House Proposes to Give Billions to Support Energy Efficiency, Renewable Energy, Grid Upgrades; Senate Unveils Own Proposal
Washington Energy Report
January 23, 2009
On Thursday, both the House Energy and Commerce Committee and House Ways and Means Committee separately passed their respective portions of the economic stimulus bill, committing billions of dollars to upgrading the nation’s electric grid and increasing investments in energy efficiency and renewable energy. The House Appropriations Committee separately approved monies to support the stimulus programs on January 21, 2009. Currently the American Recovery and Reinvestment Act of 2009 (the “Stimulus Bill”) carries an estimated cost of $825 billion.
One of the most controversial amendments yesterday in the House Energy Committee debates was the “decoupling” provision offered by Chairman Henry Waxman (D-CA). Under the provision, states are eligible for energy grants if they can show that utilities in the state that lose revenues due to energy efficiency measures will nevertheless be held harmless from such losses and can recover for investments in energy efficiency.
The Stimulus Bill would set aside nearly $11 billion for a Smart Grid Investment Program designed to make the electric grid more efficient, secure and reliable. The Stimulus Bill hopes to encourage new projects by increasing federal matching grants for smart grid technology demonstration projects from 20% to 50%. These demonstration projects will use internet-based protocols and standards to help others learn about the project and how smart grid infrastructure is installed.
One of the biggest programs put forth by the House Energy and Commerce Committee includes renewable energy loan guarantees. These guarantees would make nearly $8 billion available for temporary loans to renewable energy power generation and transmission projects. Amendments to the temporary loans provision clarified that upgrades to technology or capacity that begin construction by September 30, 2011, incremental hydropower projects, and leading edge biofuel projects all qualify. Conversely, language that would have ensured that nuclear power and large hydropower projects would be eligible for the temporary loans did not pass.
The Stimulus Bill language passed by the House Energy Committee also sets aside money in grants and loans to help pay for energy efficiency projects. In addition to billions of dollars set aside to improve the energy efficiency of both federal and state buildings, including larger efficiency projects for hospitals and colleges, the Stimulus Bill calls for a new home weatherization program. This program sets aside $6.2 billion so that it can provide up to $5,000 to helping weatherize an eligible home.
Meanwhile, the House Ways and Means Committee passed its portion of the Stimulus Bill by a 24-13 vote and included $20 billion worth in energy incentives. Two major incentives were passed in hopes of stimulating renewable energy project financing and preventing some of the effects of the recent financial crisis and credit freeze.

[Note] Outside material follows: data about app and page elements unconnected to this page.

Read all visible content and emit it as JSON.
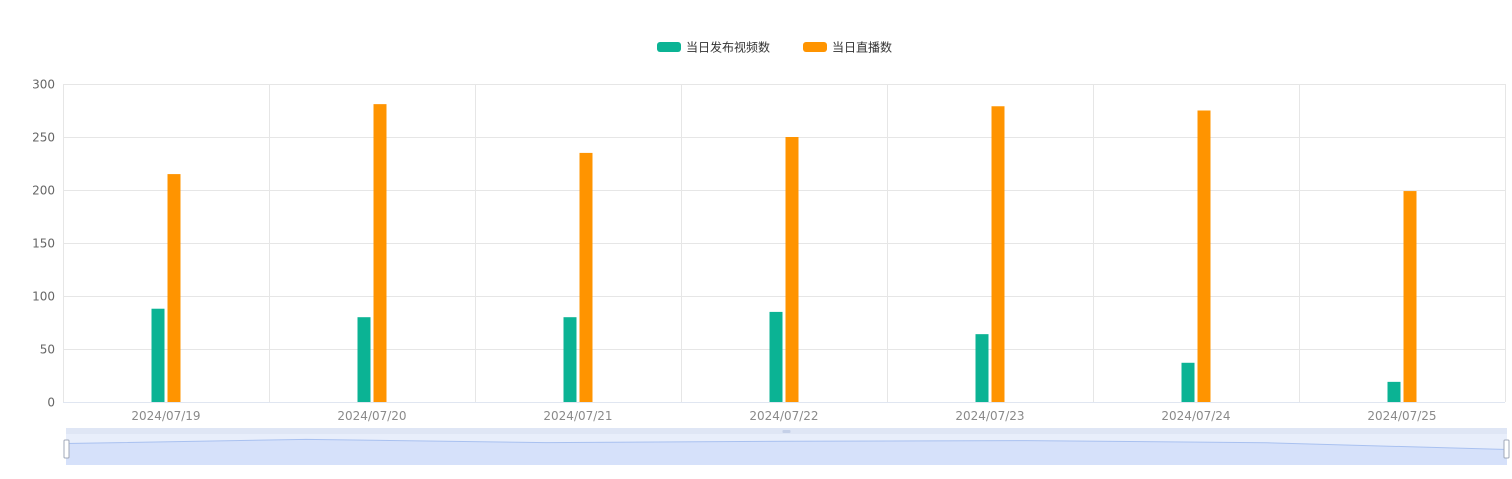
{
  "chart_data": {
    "type": "bar",
    "categories": [
      "2024/07/19",
      "2024/07/20",
      "2024/07/21",
      "2024/07/22",
      "2024/07/23",
      "2024/07/24",
      "2024/07/25"
    ],
    "series": [
      {
        "name": "当日发布视频数",
        "color": "#0bb394",
        "values": [
          88,
          80,
          80,
          85,
          64,
          37,
          19
        ]
      },
      {
        "name": "当日直播数",
        "color": "#ff9400",
        "values": [
          215,
          281,
          235,
          250,
          279,
          275,
          199
        ]
      }
    ],
    "ylim": [
      0,
      300
    ],
    "yticks": [
      0,
      50,
      100,
      150,
      200,
      250,
      300
    ],
    "grid": true,
    "legend_position": "top-center",
    "colors": {
      "grid": "#e6e6e6",
      "axis": "#e0e6f1",
      "datazoom_background": "#dfe6f5",
      "datazoom_fill": "#d6e1fa",
      "datazoom_line": "#a9c1f0"
    },
    "data_zoom": {
      "start_percent": 0,
      "end_percent": 100
    }
  }
}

The first incentive acts as a substitute to tax incentives, which are vital to renewable energy projects, by directly funding up to 30 percent of wind, solar, and other projects placed in service in 2009 or 2010 through a grant program. A second provision extends a 30 percent investment tax credit, previously limited to solar projects, to wind, geothermal, biomass, and other qualifying technologies. This investment tax credit could be used by projects instead of the current production tax credit, which was also extended by three years under the Stimulus Bill for wind facilities (through December 31, 2012) and other qualifying facilities (through December 31, 2013).
The House Ways and Means Committee also put forth various bonds and tax credits aimed at cutting greenhouse gas emissions and improving efficiency. Power providers, electric cooperatives, and State/local/tribal government that would not qualify for the production tax credit could obtain a portion of the additional $1.6 billion in clean energy renewable bonds proposed in the Stimulus Bill. A separate provision creates an additional $2.4 billion of qualified energy conservation bonds to finance State, municipal and tribal government programs and initiatives designed to reduce greenhouse gas emissions. Finally, almost $4.3 billion in tax credits would go to existing homes that improve their energy efficiency, gas stations that install alternative fuels in 2009 and 2010, and residential wind, geothermal, and solar projects.
Earlier today, the Senate Finance Committee released a tax proposal in preparation for its economic stimulus bill. The proposal, released by Chairman Max Baucus (D-MT), contains $31 billion in incentives that closely mirror the $20 billion package approved by the House Ways and Means Committee, with one exception. The Senate package contains a provision for a five-year carryback period. This $11 billion provision would allow 100 percent of federal income tax liability to be offset by general business credits. The Senate Finance Committee and Senate Appropriations Committee are expected to mark up their portions of the bill next week.